Website and app data records
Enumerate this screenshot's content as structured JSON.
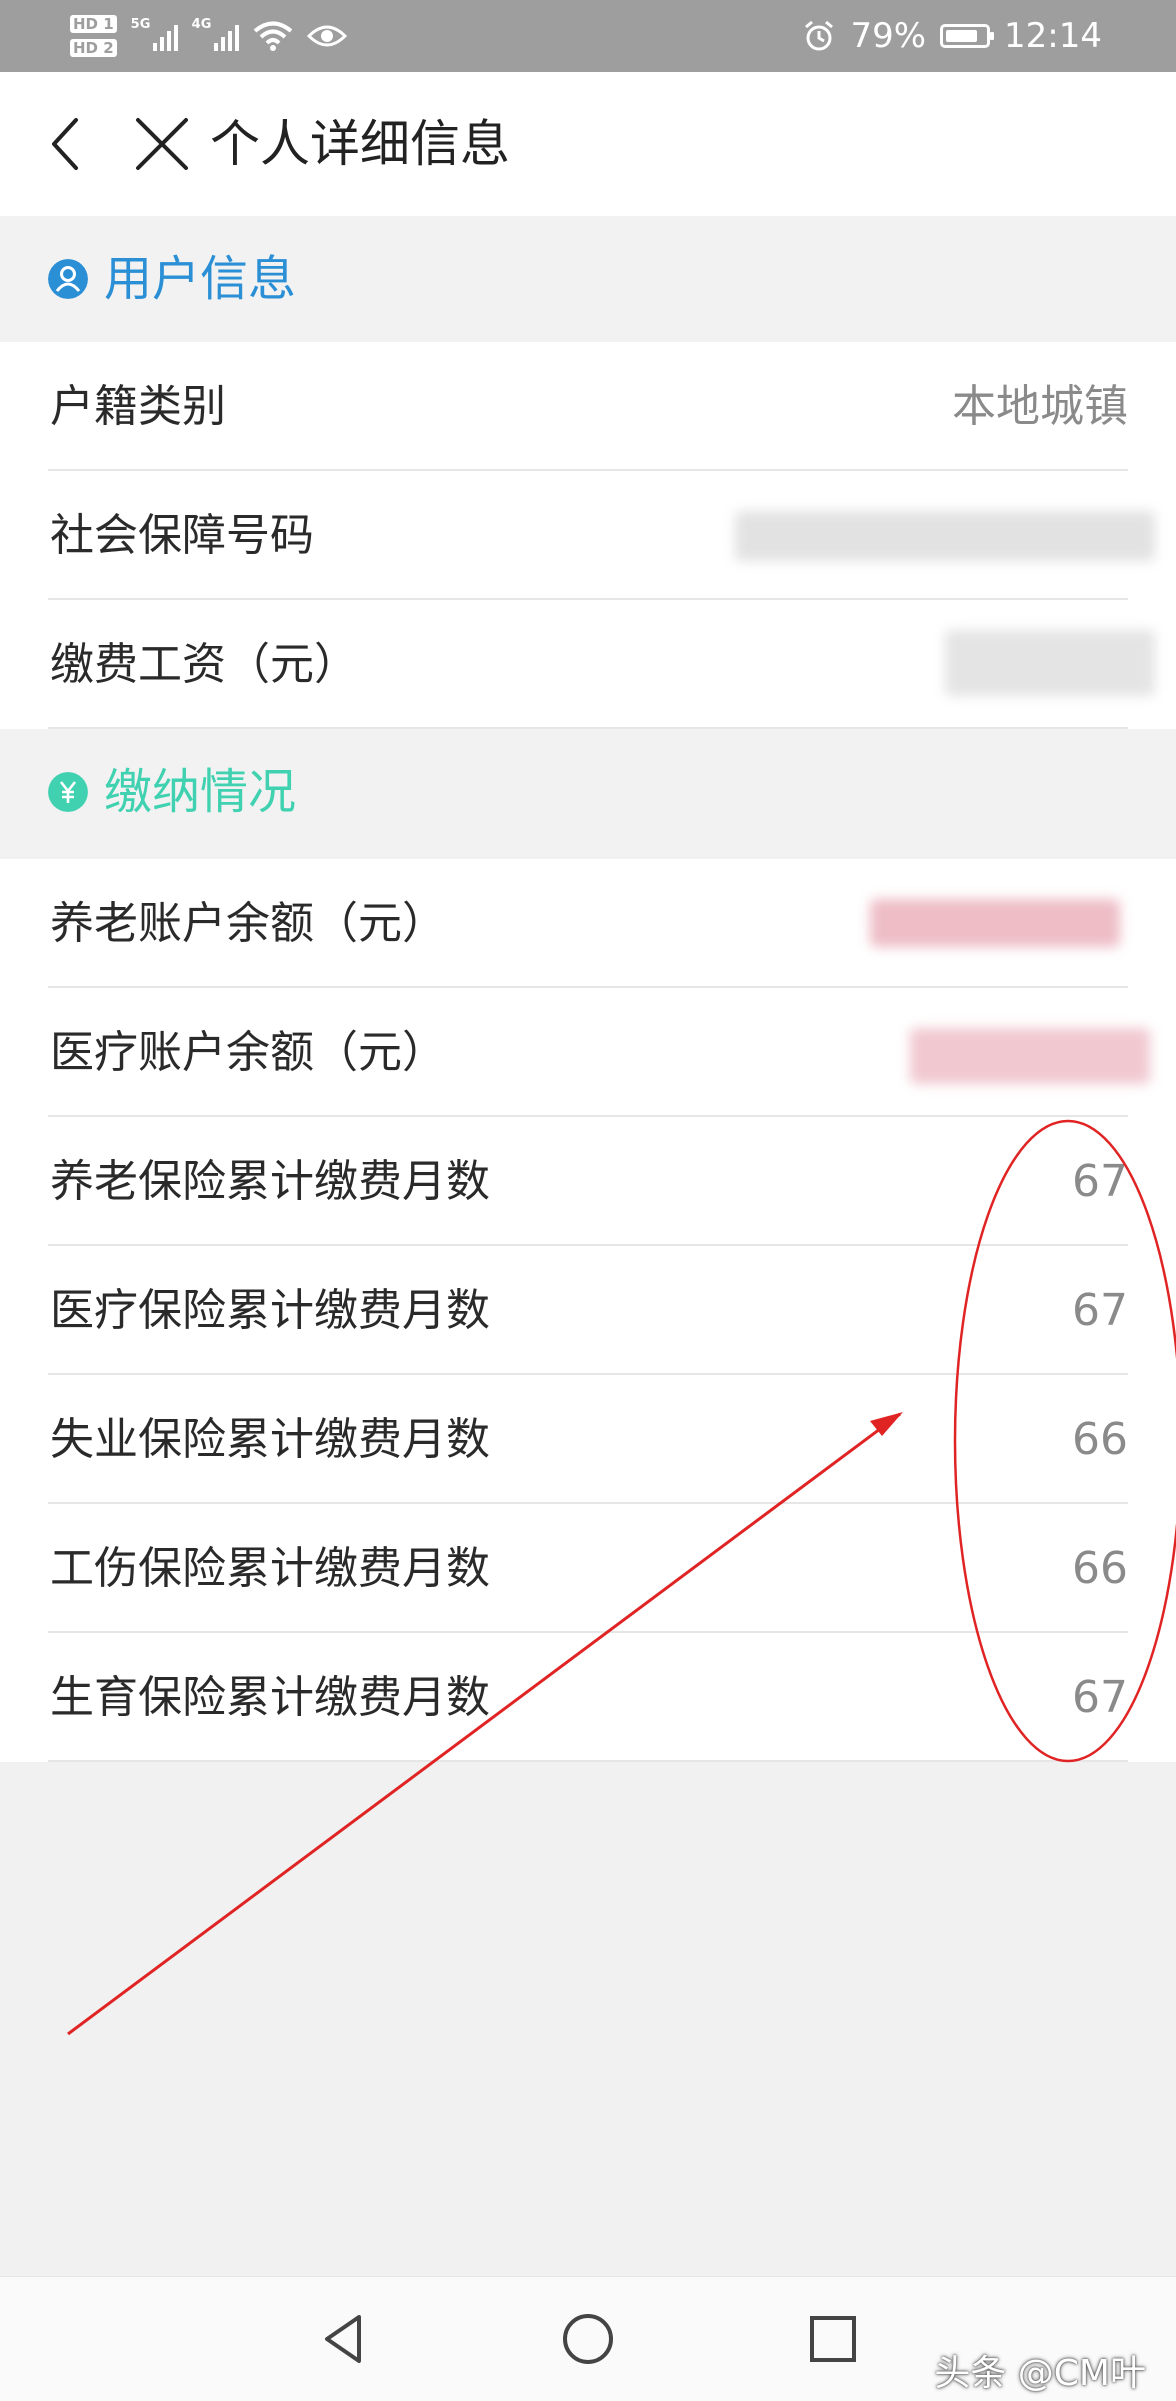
{
  "status_bar": {
    "hd1": "HD 1",
    "hd2": "HD 2",
    "net1": "5G",
    "net2": "4G",
    "battery_pct": "79%",
    "time": "12:14"
  },
  "nav": {
    "title": "个人详细信息",
    "back_icon": "chevron-left-icon",
    "close_icon": "close-icon"
  },
  "user_info": {
    "title": "用户信息",
    "icon": "user-icon",
    "accent": "#2b8fd6",
    "rows": [
      {
        "label": "户籍类别",
        "value": "本地城镇"
      },
      {
        "label": "社会保障号码",
        "value": ""
      },
      {
        "label": "缴费工资（元）",
        "value": ""
      }
    ]
  },
  "payment": {
    "title": "缴纳情况",
    "icon": "yen-icon",
    "accent": "#3fd1b0",
    "rows": [
      {
        "label": "养老账户余额（元）",
        "value": ""
      },
      {
        "label": "医疗账户余额（元）",
        "value": ""
      },
      {
        "label": "养老保险累计缴费月数",
        "value": "67"
      },
      {
        "label": "医疗保险累计缴费月数",
        "value": "67"
      },
      {
        "label": "失业保险累计缴费月数",
        "value": "66"
      },
      {
        "label": "工伤保险累计缴费月数",
        "value": "66"
      },
      {
        "label": "生育保险累计缴费月数",
        "value": "67"
      }
    ]
  },
  "annotation_color": "#e02424",
  "watermark": "头条 @CM叶"
}
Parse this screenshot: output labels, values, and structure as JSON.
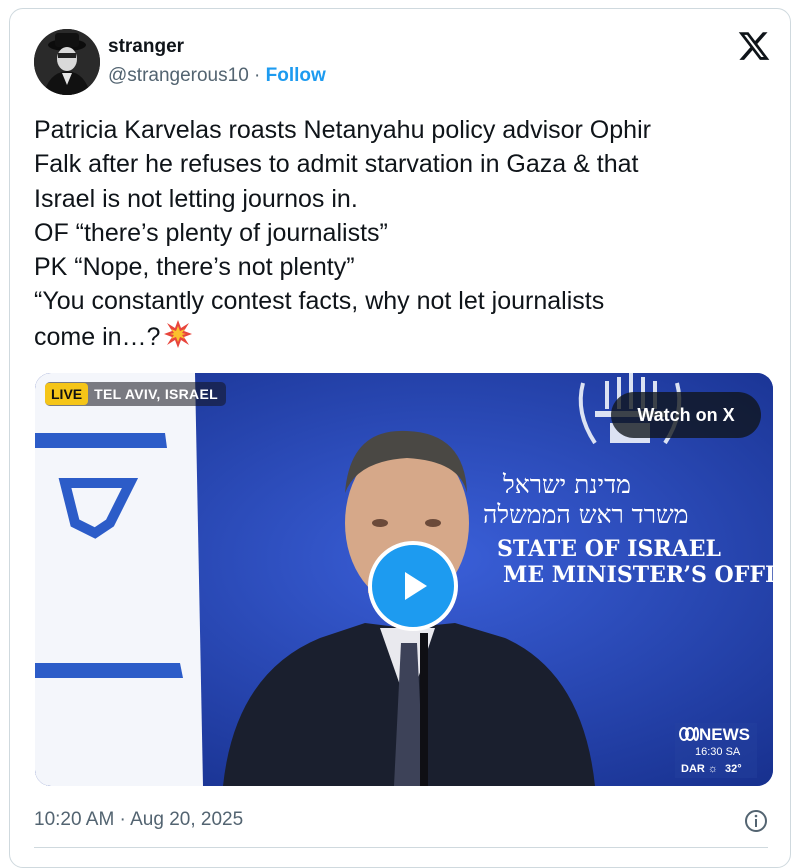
{
  "author": {
    "display_name": "stranger",
    "handle": "@strangerous10",
    "separator": " · ",
    "follow_label": "Follow"
  },
  "tweet": {
    "lines": [
      "Patricia Karvelas roasts Netanyahu policy advisor Ophir",
      "Falk after he refuses to admit starvation in Gaza & that",
      "Israel is not letting journos in.",
      "OF “there’s plenty of journalists”",
      "PK “Nope, there’s not plenty”",
      "“You constantly contest facts, why not let journalists",
      "come in…?"
    ],
    "emoji_icon": "collision-emoji"
  },
  "video": {
    "live_label": "LIVE",
    "location": "TEL AVIV, ISRAEL",
    "watch_label": "Watch on X",
    "backdrop_hebrew_line1": "מדינת ישראל",
    "backdrop_hebrew_line2": "משרד ראש הממשלה",
    "backdrop_english_line1": "STATE OF ISRAEL",
    "backdrop_english_line2": "ME MINISTER’S OFFICE",
    "network_name": "NEWS",
    "network_time": "16:30 SA",
    "weather_label": "DAR",
    "temperature": "32°"
  },
  "footer": {
    "timestamp": "10:20 AM · Aug 20, 2025"
  },
  "colors": {
    "accent": "#1d9bf0",
    "text": "#0f1419",
    "muted": "#536471",
    "border": "#cfd9de",
    "video_bg": "#1f3fae"
  }
}
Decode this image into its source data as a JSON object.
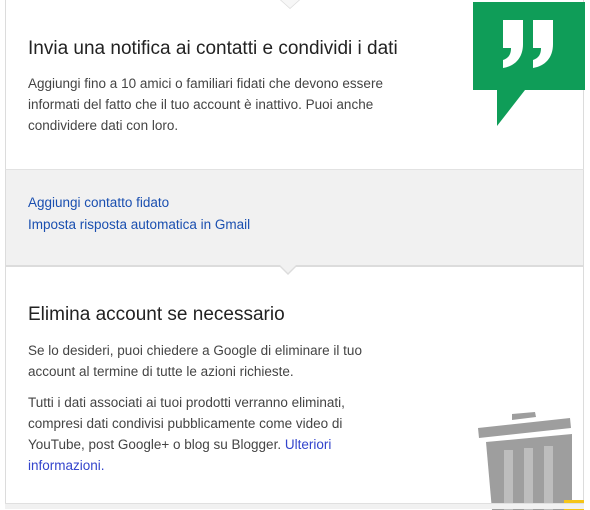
{
  "notify_section": {
    "title": "Invia una notifica ai contatti e condividi i dati",
    "description": "Aggiungi fino a 10 amici o familiari fidati che devono essere informati del fatto che il tuo account è inattivo. Puoi anche condividere dati con loro.",
    "icon": "hangouts-quote-icon",
    "icon_color": "#0f9d58"
  },
  "actions": {
    "add_contact_label": "Aggiungi contatto fidato",
    "autoreply_label": "Imposta risposta automatica in Gmail",
    "link_color": "#1a4fb0"
  },
  "delete_section": {
    "title": "Elimina account se necessario",
    "paragraph1": "Se lo desideri, puoi chiedere a Google di eliminare il tuo account al termine di tutte le azioni richieste.",
    "paragraph2": "Tutti i dati associati ai tuoi prodotti verranno eliminati, compresi dati condivisi pubblicamente come video di YouTube, post Google+ o blog su Blogger.",
    "more_info_label": "Ulteriori informazioni.",
    "icon": "trash-can-icon"
  }
}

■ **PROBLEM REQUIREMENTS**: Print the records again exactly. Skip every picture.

■ **REPLY**:
Enumerate this screenshot's content as structured JSON.
{
  "status_bar": {
    "hd1": "HD 1",
    "hd2": "HD 2",
    "net1": "5G",
    "net2": "4G",
    "battery_pct": "79%",
    "time": "12:14"
  },
  "nav": {
    "title": "个人详细信息",
    "back_icon": "chevron-left-icon",
    "close_icon": "close-icon"
  },
  "user_info": {
    "title": "用户信息",
    "icon": "user-icon",
    "accent": "#2b8fd6",
    "rows": [
      {
        "label": "户籍类别",
        "value": "本地城镇"
      },
      {
        "label": "社会保障号码",
        "value": ""
      },
      {
        "label": "缴费工资（元）",
        "value": ""
      }
    ]
  },
  "payment": {
    "title": "缴纳情况",
    "icon": "yen-icon",
    "accent": "#3fd1b0",
    "rows": [
      {
        "label": "养老账户余额（元）",
        "value": ""
      },
      {
        "label": "医疗账户余额（元）",
        "value": ""
      },
      {
        "label": "养老保险累计缴费月数",
        "value": "67"
      },
      {
        "label": "医疗保险累计缴费月数",
        "value": "67"
      },
      {
        "label": "失业保险累计缴费月数",
        "value": "66"
      },
      {
        "label": "工伤保险累计缴费月数",
        "value": "66"
      },
      {
        "label": "生育保险累计缴费月数",
        "value": "67"
      }
    ]
  },
  "annotation_color": "#e02424",
  "watermark": "头条 @CM叶"
}
Parse this screenshot: output labels, values, and structure as JSON.
{
  "author": {
    "display_name": "stranger",
    "handle": "@strangerous10",
    "separator": " · ",
    "follow_label": "Follow"
  },
  "tweet": {
    "lines": [
      "Patricia Karvelas roasts Netanyahu policy advisor Ophir",
      "Falk after he refuses to admit starvation in Gaza & that",
      "Israel is not letting journos in.",
      "OF “there’s plenty of journalists”",
      "PK “Nope, there’s not plenty”",
      "“You constantly contest facts, why not let journalists",
      "come in…?"
    ],
    "emoji_icon": "collision-emoji"
  },
  "video": {
    "live_label": "LIVE",
    "location": "TEL AVIV, ISRAEL",
    "watch_label": "Watch on X",
    "backdrop_hebrew_line1": "מדינת ישראל",
    "backdrop_hebrew_line2": "משרד ראש הממשלה",
    "backdrop_english_line1": "STATE OF ISRAEL",
    "backdrop_english_line2": "ME MINISTER’S OFFICE",
    "network_name": "NEWS",
    "network_time": "16:30 SA",
    "weather_label": "DAR",
    "temperature": "32°"
  },
  "footer": {
    "timestamp": "10:20 AM · Aug 20, 2025"
  },
  "colors": {
    "accent": "#1d9bf0",
    "text": "#0f1419",
    "muted": "#536471",
    "border": "#cfd9de",
    "video_bg": "#1f3fae"
  }
}
Decode this image into its source data as a JSON object.
{
  "notify_section": {
    "title": "Invia una notifica ai contatti e condividi i dati",
    "description": "Aggiungi fino a 10 amici o familiari fidati che devono essere informati del fatto che il tuo account è inattivo. Puoi anche condividere dati con loro.",
    "icon": "hangouts-quote-icon",
    "icon_color": "#0f9d58"
  },
  "actions": {
    "add_contact_label": "Aggiungi contatto fidato",
    "autoreply_label": "Imposta risposta automatica in Gmail",
    "link_color": "#1a4fb0"
  },
  "delete_section": {
    "title": "Elimina account se necessario",
    "paragraph1": "Se lo desideri, puoi chiedere a Google di eliminare il tuo account al termine di tutte le azioni richieste.",
    "paragraph2": "Tutti i dati associati ai tuoi prodotti verranno eliminati, compresi dati condivisi pubblicamente come video di YouTube, post Google+ o blog su Blogger.",
    "more_info_label": "Ulteriori informazioni.",
    "icon": "trash-can-icon"
  }
}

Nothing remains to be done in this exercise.